In the second part of the the project management for mompreneurs series we take a look at a few more crtiical components of a project...if you missed part one last week, click here!
To get an approximation for how long a project will take and what budget will be needed, the project manager (possibly helped by one or two expert staff) needs to build an initial network of activities for the project. This is used to get the project approved (or not). Assuming the project work will be assigned to staff or contractors, to motivate them and make them accountable for their results, you must let them create their own estimates for each task, not just assign your estimates. Taking this approach will require you to revise your initial overall project estimate, but the revised estimate will be more accurate. You as project manager should carefully review and approve each staff estimate, challenging ones that seem too low. If a staff produces unusually high estimates, then you should replace them – they either don’t know what they are doing, or they are lazy, or they are afraid of responsibility. You don’t want anyone with any of those characteristics on your team.
By far the most serious challenge in managing a project is to get realistic estimates of activity durations. One fairly successful project manager used to take the estimates that his staff made and multiplied them by pi (3.14). Almost everyone, almost all the time, underestimates the amount of time it will take them to do an unfamiliar task, and usually by a wide margin. What is a project manager to do?
Best practice is to get 3 estimates: best case, expected, worst case. There should always be a bigger gap between worst and expected versus best and expected. The best way for the project manager to evaluate the reliability of the expected estimate is by exploring the basis for the worst case estimate with the staff. Staff are much less defensive about the worst case estimate, and this is where the risk is buried that the project manager needs to understand.
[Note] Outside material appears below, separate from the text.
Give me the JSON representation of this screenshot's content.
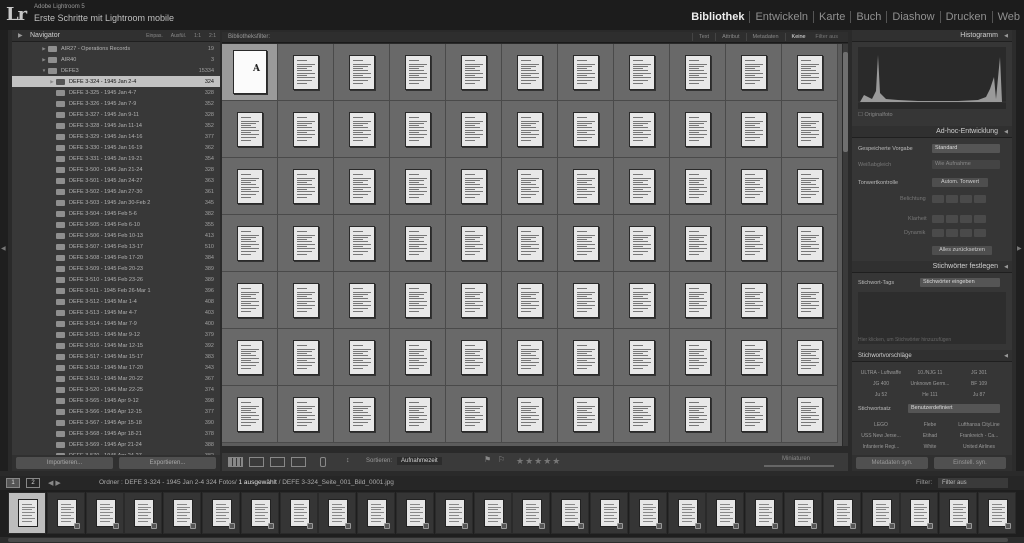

Using the 3 estimate approach, you can use statistical techniques that will give you the probability of meeting a target date. PERT (Program Evaluation & Review Technique) is the simplest of these statistical tools.
Most projects start with a target completion date in mind. Sometimes you have no choice – organizing an event for the July 1 holiday means you have to be ready by July 1. If there is a non-moveable deadline that must be met, then best practice is to build a network with some contingency in it – the more unique the undertaking, the bigger the contingency.
More often in business an artificial target date is set (e.g., you want to launch a new product by 15 November to benefit from the Xmas shopping season), and the project constructed to meet it. This approach almost inevitably runs into trouble and misses the imposed deadline. What can the project manager do?
Best practice is to build a project network without any assigned completion date. With this network, then compare the projected end date with the target. If they are widely divergent, then accept the fact that the original target is unattainable, period. If you can live with a new more realistic target then carry on, otherwise forget the whole project. If the projected end date and target are close enough, then you should examine the critical path in the network to see how it might be shortened.
There are 4 ways to shorten an activity duration:
The project network is built, the budget and completion date approved, staff or contractors hired/assigned, and work begins. How best now to monitor progress on the project?
Like any good manager, you should have informal ways of getting information about how things are going, plus a formal reporting structure. Formal weekly reports are typical on most projects. Progress is reported in hours of effort and percent of completion. As long as these two figures remain aligned, the activity may be progressing okay. For example, assume a staff has an activity estimated at 70 hours and assigned a two week duration. At the end of week one, they report 35 hours worked and 50% complete. That seems okay. But what if they report 35 hours worked and 40% complete. This is definitely trouble: the easier stuff tends to get done first, so don’t expect them to be 80% done after two weeks – more likely 60%.
In all, the sad experience of project management, the “90% syndrome” is the most pervasive failing – people are notorious for staying on schedule up to 90% complete and then stalling. The reason for this is that the easy stuff gets done easily, while the difficult stuff takes more time. So as an activity goes on, all the easier parts get completed giving the appearance of steady progress, while leaving only the difficult parts incomplete. Hence progress seems to be steady up to 90%, and then the person gets stuck on that last most-difficult part of the activity. (This is another manifestation of Pareto for those familiar with that concept.)
As project manager you really need to pay attention to the critical path activities. And as soon as there is any hint of slippage in a critical activity, you need to take action. What can you do?
First you must assess whether the staff assigned to the activity just need more time, or are in over their head(s). If they just need more time, then overtime is the answer, though you can’t do this for extended periods of course. If they are in over their heads, then either you have to reduce the task scope (fewer features, lower quality), or dump them and replace them by someone more capable. Adding additional staff to an existing team already working on a task is almost never effective. There are a bunch of human psychology problems in doing this, besides the productivity losses.
After every weekly reporting period, the network diagram should be updated. This gives insight into pressure on the completion date. Also the critical path may have shifted.
Project management is an important skill to have for even the greenest of mompreneurs. We hope that this short article highlights some of the factors and challenges in managing projects and helps you tackle your upcoming projects with confidence and success!